Libertarians are often caricatured as caring only about legalizing marijuana and ending the broader War on Drugs. And, to be fair, stereotypes don't come out of nowhere. There are, however, reasons why folks of all political stripes ought to take an interest in this subject. The following bullet points are, by now, old hat, but as filmmaker Eugene Jarecki readies his documentary on the Drug War for release (see video above), they bear repeating.
- If you are concerned about the United States federal budget deficit and debt, you should care about the Drug War. Whether you think that the money spent on futile attempts at enforcing the nation's drug laws would be better spent elsewhere, or whether you would support the taxation of legalized drugs such as marijuana, this issue ought to be on your mind. Consider, for instance, this graph (from here), which will concentrate the mind of any deficit hawk:
- If you are concerned about crime, safety, and the fact that the United States has the largest prison population in the world, you should care about the Drug War. The Drug War, just like the prohibition of alcohol in the 1920s, imprisons non-violent adults for voluntarily selling, buying, or possessing certain substances, while creating a population of violent criminals who rob and murder to protect their territory and supplies. Legalize (or at least decriminalize) these substances and this violence will rapidly dissipate, as will the United States' prison population.

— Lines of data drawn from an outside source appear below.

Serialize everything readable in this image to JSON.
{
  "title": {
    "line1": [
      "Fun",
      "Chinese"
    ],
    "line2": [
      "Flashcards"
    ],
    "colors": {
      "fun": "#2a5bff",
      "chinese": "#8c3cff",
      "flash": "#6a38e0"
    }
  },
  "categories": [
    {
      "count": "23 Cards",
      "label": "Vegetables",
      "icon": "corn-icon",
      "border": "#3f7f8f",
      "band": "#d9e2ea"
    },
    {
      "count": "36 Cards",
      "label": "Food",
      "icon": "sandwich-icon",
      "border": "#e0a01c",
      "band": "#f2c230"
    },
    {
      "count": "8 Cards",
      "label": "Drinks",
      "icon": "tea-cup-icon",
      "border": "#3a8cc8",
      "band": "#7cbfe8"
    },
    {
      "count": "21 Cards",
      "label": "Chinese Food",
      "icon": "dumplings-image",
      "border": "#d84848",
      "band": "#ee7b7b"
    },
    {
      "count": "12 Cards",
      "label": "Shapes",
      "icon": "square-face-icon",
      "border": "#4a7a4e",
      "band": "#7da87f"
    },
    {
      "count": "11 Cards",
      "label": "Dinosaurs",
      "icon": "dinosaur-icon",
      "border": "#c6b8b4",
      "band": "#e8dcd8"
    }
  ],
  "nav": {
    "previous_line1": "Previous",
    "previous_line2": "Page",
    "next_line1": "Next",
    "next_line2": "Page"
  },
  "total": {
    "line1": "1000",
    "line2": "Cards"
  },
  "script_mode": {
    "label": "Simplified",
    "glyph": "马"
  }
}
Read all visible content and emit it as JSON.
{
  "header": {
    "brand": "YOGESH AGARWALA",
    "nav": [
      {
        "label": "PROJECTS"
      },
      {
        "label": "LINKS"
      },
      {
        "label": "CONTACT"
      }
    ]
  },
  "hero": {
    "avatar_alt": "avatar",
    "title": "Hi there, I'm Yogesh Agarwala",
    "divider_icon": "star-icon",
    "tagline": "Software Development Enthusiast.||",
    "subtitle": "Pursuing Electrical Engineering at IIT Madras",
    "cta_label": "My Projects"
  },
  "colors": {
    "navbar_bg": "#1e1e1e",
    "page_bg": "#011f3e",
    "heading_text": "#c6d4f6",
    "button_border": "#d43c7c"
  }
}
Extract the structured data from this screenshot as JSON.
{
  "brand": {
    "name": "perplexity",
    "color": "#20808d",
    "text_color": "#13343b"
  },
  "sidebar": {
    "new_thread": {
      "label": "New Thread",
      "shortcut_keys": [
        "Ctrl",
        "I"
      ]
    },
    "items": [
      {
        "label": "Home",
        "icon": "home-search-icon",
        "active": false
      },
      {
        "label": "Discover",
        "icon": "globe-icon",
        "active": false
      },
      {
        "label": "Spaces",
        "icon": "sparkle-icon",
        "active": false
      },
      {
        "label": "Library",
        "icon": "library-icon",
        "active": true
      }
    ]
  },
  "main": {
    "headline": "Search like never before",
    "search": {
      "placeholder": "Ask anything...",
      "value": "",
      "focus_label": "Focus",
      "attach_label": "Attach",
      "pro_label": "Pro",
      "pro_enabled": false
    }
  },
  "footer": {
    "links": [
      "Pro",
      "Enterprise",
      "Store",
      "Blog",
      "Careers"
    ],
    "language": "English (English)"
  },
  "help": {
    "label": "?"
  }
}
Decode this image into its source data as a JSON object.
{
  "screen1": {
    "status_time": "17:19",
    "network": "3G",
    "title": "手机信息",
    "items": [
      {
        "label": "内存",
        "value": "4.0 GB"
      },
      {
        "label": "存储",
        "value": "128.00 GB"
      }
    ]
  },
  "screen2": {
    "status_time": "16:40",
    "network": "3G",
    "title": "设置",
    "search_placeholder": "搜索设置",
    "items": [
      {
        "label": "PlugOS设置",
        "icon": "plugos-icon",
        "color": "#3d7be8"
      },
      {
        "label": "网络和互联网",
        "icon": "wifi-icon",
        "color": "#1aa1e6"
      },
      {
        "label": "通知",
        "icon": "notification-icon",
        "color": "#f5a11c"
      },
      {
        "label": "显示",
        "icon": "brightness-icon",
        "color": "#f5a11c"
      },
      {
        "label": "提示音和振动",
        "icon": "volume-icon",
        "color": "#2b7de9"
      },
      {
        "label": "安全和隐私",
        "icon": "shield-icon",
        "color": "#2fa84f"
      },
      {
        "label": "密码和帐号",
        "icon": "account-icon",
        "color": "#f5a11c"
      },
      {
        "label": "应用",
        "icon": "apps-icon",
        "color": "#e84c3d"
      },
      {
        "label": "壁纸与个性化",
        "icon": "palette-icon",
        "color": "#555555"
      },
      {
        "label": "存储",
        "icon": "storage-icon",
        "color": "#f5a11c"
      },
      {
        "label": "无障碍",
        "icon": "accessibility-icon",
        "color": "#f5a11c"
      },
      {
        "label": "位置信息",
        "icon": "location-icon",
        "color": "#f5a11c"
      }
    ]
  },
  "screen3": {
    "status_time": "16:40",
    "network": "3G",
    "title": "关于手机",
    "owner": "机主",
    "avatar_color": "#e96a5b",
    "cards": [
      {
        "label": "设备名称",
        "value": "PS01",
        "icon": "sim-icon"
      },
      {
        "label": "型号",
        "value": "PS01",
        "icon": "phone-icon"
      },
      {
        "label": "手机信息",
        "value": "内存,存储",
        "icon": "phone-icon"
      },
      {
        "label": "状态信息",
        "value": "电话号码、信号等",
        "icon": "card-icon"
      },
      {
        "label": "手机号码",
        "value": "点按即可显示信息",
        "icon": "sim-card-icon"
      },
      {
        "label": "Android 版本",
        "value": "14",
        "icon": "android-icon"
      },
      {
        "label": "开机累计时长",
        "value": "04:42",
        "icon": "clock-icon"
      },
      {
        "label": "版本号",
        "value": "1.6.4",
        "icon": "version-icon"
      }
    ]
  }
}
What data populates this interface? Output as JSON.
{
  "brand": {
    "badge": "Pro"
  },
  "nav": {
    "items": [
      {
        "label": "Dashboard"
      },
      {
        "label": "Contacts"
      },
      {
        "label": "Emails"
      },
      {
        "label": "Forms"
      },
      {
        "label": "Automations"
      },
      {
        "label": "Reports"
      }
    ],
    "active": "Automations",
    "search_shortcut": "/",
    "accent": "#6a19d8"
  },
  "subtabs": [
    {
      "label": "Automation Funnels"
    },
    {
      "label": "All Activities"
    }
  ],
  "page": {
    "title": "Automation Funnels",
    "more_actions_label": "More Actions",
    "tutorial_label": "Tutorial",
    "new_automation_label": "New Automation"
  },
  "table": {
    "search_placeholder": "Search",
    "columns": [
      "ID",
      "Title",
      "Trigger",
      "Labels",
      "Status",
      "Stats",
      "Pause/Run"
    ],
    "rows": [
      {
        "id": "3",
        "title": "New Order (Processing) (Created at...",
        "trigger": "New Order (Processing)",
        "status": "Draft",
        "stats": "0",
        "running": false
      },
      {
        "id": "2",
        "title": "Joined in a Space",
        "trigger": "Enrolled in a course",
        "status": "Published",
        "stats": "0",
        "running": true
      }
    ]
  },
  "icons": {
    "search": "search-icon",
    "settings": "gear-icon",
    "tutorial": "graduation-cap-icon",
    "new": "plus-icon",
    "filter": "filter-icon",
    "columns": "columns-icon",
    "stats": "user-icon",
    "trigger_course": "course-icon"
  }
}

- If you are concerned about poverty and inequality, you should care about the Drug War. Poor folks in the inner city (and especially those from minority backgrounds) are disproportionately affected by the Drug War and the violence it inspires. The nation's school system can hardly be expected to save the children who come out of the neighborhoods most heavily blighted by this violence. So even if you'd prefer to lock up all the adults for any connection to the drug trade and continue the status quo, consider that, by doing so, you're simultaneously setting up the next generation of criminals.
- If you are concerned about national security and the strength of U.S. borders, you should care about the Drug War. To date, more than 50,000 people in Mexico have been killed in the war between drug cartels and the Mexican government. If you're not yet concerned about a failed narco-state on America's southern doorstep, you might want to think about getting concerned soon.
- And finally, if you believe that what other folks put into their bodies - whether it be Doritos tacos from Taco Bell, nicotine from Lucky Strike, or weed from Jackson County, Oregon - is none of your business, then you should care about the Drug War.
So what should be done? Well, these suggestions from the Cato Handbook for Policymakers would be a good place to start:
- Greatly de-emphasize counternarcotics activities in Afghanistan, since they undermine America’s much more important struggle against al Qaeda and the Taliban;
- Stop pressuring the government of Mexico to escalate the war on drugs, since that policy is leading to a dangerous upsurge in violence that threatens to destabilize the country;
- Recognize that the "supply-side" campaign against cocaine and other drugs from the Andean region has produced few lasting gains, an inevitable outcome since global demand for such drugs continues to grow;
- Accept the decriminalization and harm-reduction strategies adopted by the Netherlands, Portugal, and other countries as a better model for dealing with the problem of drug abuse; and
- Move toward abandoning entirely the failed prohibitionist model regarding drugs.